Problem description: Please return every line of the listing. Keep each one exact.

Supplied records:
◆ ◆ ◆ ◆
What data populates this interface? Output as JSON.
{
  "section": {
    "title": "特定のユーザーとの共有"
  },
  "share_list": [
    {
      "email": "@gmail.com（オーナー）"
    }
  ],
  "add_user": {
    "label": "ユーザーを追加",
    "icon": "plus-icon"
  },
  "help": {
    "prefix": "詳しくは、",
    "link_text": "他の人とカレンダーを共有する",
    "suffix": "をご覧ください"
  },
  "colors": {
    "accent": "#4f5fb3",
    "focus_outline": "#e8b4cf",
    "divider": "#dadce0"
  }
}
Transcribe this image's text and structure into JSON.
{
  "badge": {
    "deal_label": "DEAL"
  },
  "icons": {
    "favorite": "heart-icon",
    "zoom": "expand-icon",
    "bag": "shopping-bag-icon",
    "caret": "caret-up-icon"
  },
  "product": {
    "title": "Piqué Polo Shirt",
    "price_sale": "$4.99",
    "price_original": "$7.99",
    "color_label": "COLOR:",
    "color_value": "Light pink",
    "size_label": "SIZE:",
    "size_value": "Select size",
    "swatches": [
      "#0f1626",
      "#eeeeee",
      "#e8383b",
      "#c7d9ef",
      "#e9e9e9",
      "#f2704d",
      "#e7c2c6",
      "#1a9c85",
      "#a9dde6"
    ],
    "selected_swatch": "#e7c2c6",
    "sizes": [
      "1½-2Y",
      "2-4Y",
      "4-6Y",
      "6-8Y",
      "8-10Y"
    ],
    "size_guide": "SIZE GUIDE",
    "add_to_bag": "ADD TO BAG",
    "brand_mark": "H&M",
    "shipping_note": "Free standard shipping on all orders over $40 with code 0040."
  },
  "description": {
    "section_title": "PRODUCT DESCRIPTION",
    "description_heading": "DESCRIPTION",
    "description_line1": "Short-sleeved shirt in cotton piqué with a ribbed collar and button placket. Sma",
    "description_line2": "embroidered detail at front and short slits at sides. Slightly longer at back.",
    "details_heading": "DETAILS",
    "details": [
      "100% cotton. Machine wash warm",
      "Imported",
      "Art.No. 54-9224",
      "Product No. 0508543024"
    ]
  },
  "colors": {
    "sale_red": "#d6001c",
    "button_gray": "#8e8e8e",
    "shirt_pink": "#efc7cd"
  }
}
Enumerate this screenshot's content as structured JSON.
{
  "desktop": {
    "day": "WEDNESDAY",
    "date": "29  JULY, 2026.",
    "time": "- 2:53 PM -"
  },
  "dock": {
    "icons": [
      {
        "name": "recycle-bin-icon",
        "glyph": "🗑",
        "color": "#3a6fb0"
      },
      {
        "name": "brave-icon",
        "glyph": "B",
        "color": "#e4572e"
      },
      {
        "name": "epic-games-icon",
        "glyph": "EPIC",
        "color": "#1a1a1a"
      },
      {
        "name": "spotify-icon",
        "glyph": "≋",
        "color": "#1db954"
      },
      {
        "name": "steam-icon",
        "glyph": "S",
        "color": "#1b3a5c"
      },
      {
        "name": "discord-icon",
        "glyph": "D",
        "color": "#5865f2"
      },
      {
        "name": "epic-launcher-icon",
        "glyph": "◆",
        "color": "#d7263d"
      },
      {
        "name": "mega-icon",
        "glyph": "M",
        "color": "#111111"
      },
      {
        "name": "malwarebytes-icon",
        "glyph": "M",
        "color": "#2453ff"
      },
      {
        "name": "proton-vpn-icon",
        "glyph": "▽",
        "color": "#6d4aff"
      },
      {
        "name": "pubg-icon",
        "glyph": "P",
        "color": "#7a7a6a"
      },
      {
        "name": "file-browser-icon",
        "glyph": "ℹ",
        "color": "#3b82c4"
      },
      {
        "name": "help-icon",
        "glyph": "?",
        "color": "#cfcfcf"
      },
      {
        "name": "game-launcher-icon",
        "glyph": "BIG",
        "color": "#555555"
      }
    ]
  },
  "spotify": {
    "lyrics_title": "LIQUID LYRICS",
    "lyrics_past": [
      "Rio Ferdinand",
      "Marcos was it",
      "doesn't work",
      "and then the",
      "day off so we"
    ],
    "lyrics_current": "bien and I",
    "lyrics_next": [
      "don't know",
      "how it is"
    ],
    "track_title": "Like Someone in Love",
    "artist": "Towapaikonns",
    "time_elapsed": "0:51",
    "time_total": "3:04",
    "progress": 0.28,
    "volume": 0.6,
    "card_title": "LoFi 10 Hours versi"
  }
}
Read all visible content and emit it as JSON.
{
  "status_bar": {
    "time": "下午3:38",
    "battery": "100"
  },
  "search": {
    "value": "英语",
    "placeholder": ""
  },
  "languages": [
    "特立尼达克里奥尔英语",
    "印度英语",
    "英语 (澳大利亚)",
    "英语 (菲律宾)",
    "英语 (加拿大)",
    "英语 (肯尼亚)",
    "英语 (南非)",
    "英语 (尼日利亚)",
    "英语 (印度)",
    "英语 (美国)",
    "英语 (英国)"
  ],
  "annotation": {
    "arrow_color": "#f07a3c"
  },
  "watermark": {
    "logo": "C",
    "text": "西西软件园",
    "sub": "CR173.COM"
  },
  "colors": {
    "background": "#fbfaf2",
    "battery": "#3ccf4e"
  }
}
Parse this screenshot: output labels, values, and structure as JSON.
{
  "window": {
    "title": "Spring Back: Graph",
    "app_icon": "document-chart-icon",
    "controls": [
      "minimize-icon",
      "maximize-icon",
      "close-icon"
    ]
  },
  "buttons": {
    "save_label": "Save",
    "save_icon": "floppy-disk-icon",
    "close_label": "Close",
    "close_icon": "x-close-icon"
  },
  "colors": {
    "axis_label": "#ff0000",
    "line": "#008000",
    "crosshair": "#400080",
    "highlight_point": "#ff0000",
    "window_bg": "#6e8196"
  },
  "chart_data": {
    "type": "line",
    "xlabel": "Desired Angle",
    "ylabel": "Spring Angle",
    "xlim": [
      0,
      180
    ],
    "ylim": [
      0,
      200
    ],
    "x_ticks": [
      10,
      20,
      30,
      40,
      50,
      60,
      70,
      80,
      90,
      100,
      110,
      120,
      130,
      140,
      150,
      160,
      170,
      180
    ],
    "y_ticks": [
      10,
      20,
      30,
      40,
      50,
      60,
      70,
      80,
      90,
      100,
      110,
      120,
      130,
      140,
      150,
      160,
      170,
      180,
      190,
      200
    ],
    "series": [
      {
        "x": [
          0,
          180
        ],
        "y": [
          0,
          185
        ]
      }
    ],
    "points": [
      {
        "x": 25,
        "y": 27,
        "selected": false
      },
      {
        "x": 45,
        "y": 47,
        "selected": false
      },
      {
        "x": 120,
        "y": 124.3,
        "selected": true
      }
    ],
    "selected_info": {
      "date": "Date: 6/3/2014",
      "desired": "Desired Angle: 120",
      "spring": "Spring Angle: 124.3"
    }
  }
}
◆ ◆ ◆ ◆
Solution to the problem:
What data populates this interface? Output as JSON.
{
  "section": {
    "title": "特定のユーザーとの共有"
  },
  "share_list": [
    {
      "email": "@gmail.com（オーナー）"
    }
  ],
  "add_user": {
    "label": "ユーザーを追加",
    "icon": "plus-icon"
  },
  "help": {
    "prefix": "詳しくは、",
    "link_text": "他の人とカレンダーを共有する",
    "suffix": "をご覧ください"
  },
  "colors": {
    "accent": "#4f5fb3",
    "focus_outline": "#e8b4cf",
    "divider": "#dadce0"
  }
}
Transcribe this image's text and structure into JSON.
{
  "badge": {
    "deal_label": "DEAL"
  },
  "icons": {
    "favorite": "heart-icon",
    "zoom": "expand-icon",
    "bag": "shopping-bag-icon",
    "caret": "caret-up-icon"
  },
  "product": {
    "title": "Piqué Polo Shirt",
    "price_sale": "$4.99",
    "price_original": "$7.99",
    "color_label": "COLOR:",
    "color_value": "Light pink",
    "size_label": "SIZE:",
    "size_value": "Select size",
    "swatches": [
      "#0f1626",
      "#eeeeee",
      "#e8383b",
      "#c7d9ef",
      "#e9e9e9",
      "#f2704d",
      "#e7c2c6",
      "#1a9c85",
      "#a9dde6"
    ],
    "selected_swatch": "#e7c2c6",
    "sizes": [
      "1½-2Y",
      "2-4Y",
      "4-6Y",
      "6-8Y",
      "8-10Y"
    ],
    "size_guide": "SIZE GUIDE",
    "add_to_bag": "ADD TO BAG",
    "brand_mark": "H&M",
    "shipping_note": "Free standard shipping on all orders over $40 with code 0040."
  },
  "description": {
    "section_title": "PRODUCT DESCRIPTION",
    "description_heading": "DESCRIPTION",
    "description_line1": "Short-sleeved shirt in cotton piqué with a ribbed collar and button placket. Sma",
    "description_line2": "embroidered detail at front and short slits at sides. Slightly longer at back.",
    "details_heading": "DETAILS",
    "details": [
      "100% cotton. Machine wash warm",
      "Imported",
      "Art.No. 54-9224",
      "Product No. 0508543024"
    ]
  },
  "colors": {
    "sale_red": "#d6001c",
    "button_gray": "#8e8e8e",
    "shirt_pink": "#efc7cd"
  }
}
Enumerate this screenshot's content as structured JSON.
{
  "desktop": {
    "day": "WEDNESDAY",
    "date": "29  JULY, 2026.",
    "time": "- 2:53 PM -"
  },
  "dock": {
    "icons": [
      {
        "name": "recycle-bin-icon",
        "glyph": "🗑",
        "color": "#3a6fb0"
      },
      {
        "name": "brave-icon",
        "glyph": "B",
        "color": "#e4572e"
      },
      {
        "name": "epic-games-icon",
        "glyph": "EPIC",
        "color": "#1a1a1a"
      },
      {
        "name": "spotify-icon",
        "glyph": "≋",
        "color": "#1db954"
      },
      {
        "name": "steam-icon",
        "glyph": "S",
        "color": "#1b3a5c"
      },
      {
        "name": "discord-icon",
        "glyph": "D",
        "color": "#5865f2"
      },
      {
        "name": "epic-launcher-icon",
        "glyph": "◆",
        "color": "#d7263d"
      },
      {
        "name": "mega-icon",
        "glyph": "M",
        "color": "#111111"
      },
      {
        "name": "malwarebytes-icon",
        "glyph": "M",
        "color": "#2453ff"
      },
      {
        "name": "proton-vpn-icon",
        "glyph": "▽",
        "color": "#6d4aff"
      },
      {
        "name": "pubg-icon",
        "glyph": "P",
        "color": "#7a7a6a"
      },
      {
        "name": "file-browser-icon",
        "glyph": "ℹ",
        "color": "#3b82c4"
      },
      {
        "name": "help-icon",
        "glyph": "?",
        "color": "#cfcfcf"
      },
      {
        "name": "game-launcher-icon",
        "glyph": "BIG",
        "color": "#555555"
      }
    ]
  },
  "spotify": {
    "lyrics_title": "LIQUID LYRICS",
    "lyrics_past": [
      "Rio Ferdinand",
      "Marcos was it",
      "doesn't work",
      "and then the",
      "day off so we"
    ],
    "lyrics_current": "bien and I",
    "lyrics_next": [
      "don't know",
      "how it is"
    ],
    "track_title": "Like Someone in Love",
    "artist": "Towapaikonns",
    "time_elapsed": "0:51",
    "time_total": "3:04",
    "progress": 0.28,
    "volume": 0.6,
    "card_title": "LoFi 10 Hours versi"
  }
}
Read all visible content and emit it as JSON.
{
  "status_bar": {
    "time": "下午3:38",
    "battery": "100"
  },
  "search": {
    "value": "英语",
    "placeholder": ""
  },
  "languages": [
    "特立尼达克里奥尔英语",
    "印度英语",
    "英语 (澳大利亚)",
    "英语 (菲律宾)",
    "英语 (加拿大)",
    "英语 (肯尼亚)",
    "英语 (南非)",
    "英语 (尼日利亚)",
    "英语 (印度)",
    "英语 (美国)",
    "英语 (英国)"
  ],
  "annotation": {
    "arrow_color": "#f07a3c"
  },
  "watermark": {
    "logo": "C",
    "text": "西西软件园",
    "sub": "CR173.COM"
  },
  "colors": {
    "background": "#fbfaf2",
    "battery": "#3ccf4e"
  }
}
Parse this screenshot: output labels, values, and structure as JSON.
{
  "window": {
    "title": "Spring Back: Graph",
    "app_icon": "document-chart-icon",
    "controls": [
      "minimize-icon",
      "maximize-icon",
      "close-icon"
    ]
  },
  "buttons": {
    "save_label": "Save",
    "save_icon": "floppy-disk-icon",
    "close_label": "Close",
    "close_icon": "x-close-icon"
  },
  "colors": {
    "axis_label": "#ff0000",
    "line": "#008000",
    "crosshair": "#400080",
    "highlight_point": "#ff0000",
    "window_bg": "#6e8196"
  },
  "chart_data": {
    "type": "line",
    "xlabel": "Desired Angle",
    "ylabel": "Spring Angle",
    "xlim": [
      0,
      180
    ],
    "ylim": [
      0,
      200
    ],
    "x_ticks": [
      10,
      20,
      30,
      40,
      50,
      60,
      70,
      80,
      90,
      100,
      110,
      120,
      130,
      140,
      150,
      160,
      170,
      180
    ],
    "y_ticks": [
      10,
      20,
      30,
      40,
      50,
      60,
      70,
      80,
      90,
      100,
      110,
      120,
      130,
      140,
      150,
      160,
      170,
      180,
      190,
      200
    ],
    "series": [
      {
        "x": [
          0,
          180
        ],
        "y": [
          0,
          185
        ]
      }
    ],
    "points": [
      {
        "x": 25,
        "y": 27,
        "selected": false
      },
      {
        "x": 45,
        "y": 47,
        "selected": false
      },
      {
        "x": 120,
        "y": 124.3,
        "selected": true
      }
    ],
    "selected_info": {
      "date": "Date: 6/3/2014",
      "desired": "Desired Angle: 120",
      "spring": "Spring Angle: 124.3"
    }
  }
}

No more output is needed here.